WORK TO BE COMPLETED:
Look through the lines below and extract any with the word "true".

Records drawn from a dataset:
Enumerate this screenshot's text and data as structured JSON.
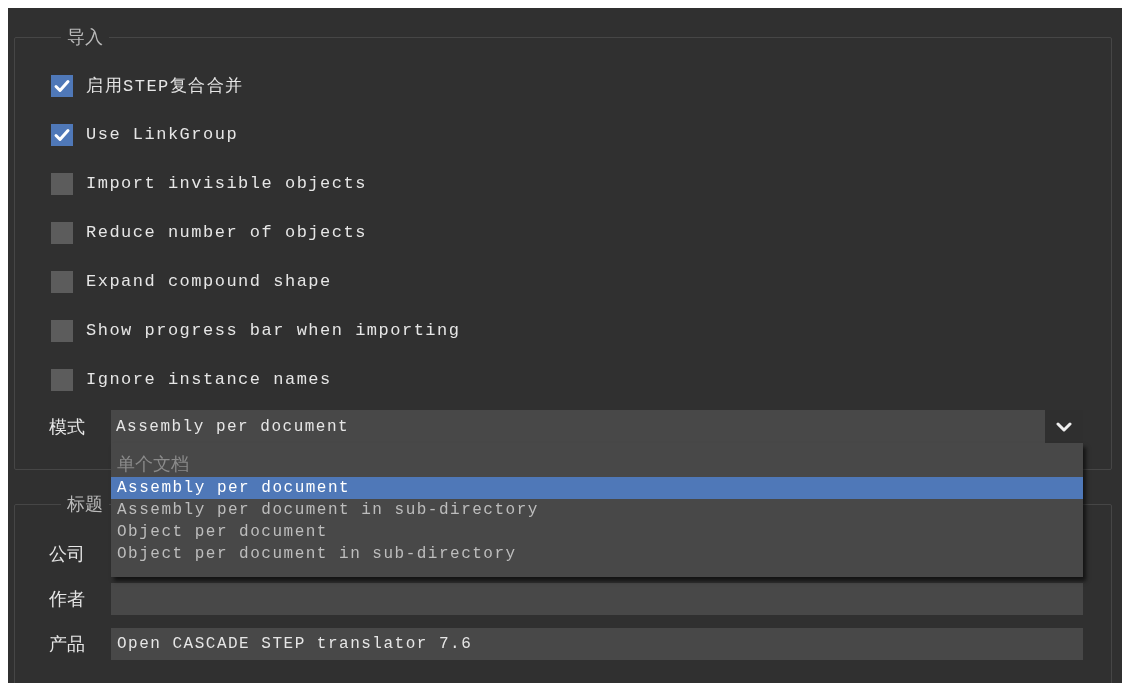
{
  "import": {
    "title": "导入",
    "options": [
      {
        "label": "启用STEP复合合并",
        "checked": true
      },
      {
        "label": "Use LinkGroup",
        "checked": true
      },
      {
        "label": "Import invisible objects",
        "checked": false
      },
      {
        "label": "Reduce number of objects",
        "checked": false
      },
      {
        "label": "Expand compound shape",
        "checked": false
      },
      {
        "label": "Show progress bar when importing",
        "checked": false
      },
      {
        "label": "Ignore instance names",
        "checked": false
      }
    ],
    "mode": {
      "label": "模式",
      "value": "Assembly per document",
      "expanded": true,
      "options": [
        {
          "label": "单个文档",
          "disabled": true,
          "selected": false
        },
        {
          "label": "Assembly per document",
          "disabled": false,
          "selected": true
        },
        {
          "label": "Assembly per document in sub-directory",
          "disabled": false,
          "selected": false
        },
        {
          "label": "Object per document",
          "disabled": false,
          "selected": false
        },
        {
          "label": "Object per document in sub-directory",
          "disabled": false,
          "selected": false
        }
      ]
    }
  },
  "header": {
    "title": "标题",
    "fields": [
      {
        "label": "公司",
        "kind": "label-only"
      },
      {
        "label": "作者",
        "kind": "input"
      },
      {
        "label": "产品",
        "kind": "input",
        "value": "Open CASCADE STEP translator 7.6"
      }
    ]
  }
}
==
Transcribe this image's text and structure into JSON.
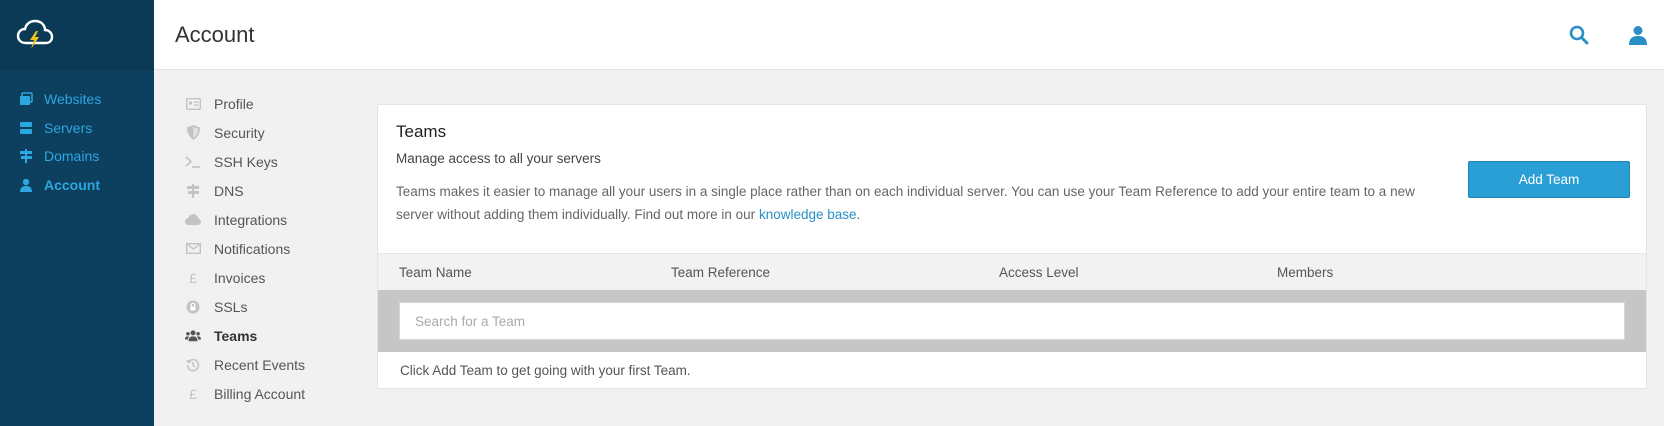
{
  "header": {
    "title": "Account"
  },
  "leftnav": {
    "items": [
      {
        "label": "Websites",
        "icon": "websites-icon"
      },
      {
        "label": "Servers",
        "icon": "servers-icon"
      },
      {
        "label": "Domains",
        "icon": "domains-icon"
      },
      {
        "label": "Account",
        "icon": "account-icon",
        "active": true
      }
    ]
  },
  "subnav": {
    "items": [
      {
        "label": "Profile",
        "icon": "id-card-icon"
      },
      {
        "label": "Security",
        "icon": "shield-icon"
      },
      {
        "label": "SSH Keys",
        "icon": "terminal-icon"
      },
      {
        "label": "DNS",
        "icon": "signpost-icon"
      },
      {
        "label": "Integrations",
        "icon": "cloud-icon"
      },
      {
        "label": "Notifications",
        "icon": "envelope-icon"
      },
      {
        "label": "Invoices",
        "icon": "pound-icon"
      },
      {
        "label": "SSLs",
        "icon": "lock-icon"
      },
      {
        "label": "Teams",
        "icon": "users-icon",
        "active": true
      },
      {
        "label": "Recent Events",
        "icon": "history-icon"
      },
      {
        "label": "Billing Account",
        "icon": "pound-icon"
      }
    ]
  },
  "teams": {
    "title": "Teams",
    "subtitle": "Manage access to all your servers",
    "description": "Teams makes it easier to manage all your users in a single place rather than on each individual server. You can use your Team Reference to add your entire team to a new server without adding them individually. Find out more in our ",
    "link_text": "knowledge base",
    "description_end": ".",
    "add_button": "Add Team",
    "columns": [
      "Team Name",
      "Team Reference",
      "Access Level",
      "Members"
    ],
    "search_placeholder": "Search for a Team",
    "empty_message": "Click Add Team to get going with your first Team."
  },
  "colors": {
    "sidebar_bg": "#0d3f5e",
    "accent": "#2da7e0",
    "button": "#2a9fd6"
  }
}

WRITTEN ANSWER:
        "checked": true
        "checked": true
      "expanded": true,
          "disabled": true,
          "selected": true
        "active": true
        "active": true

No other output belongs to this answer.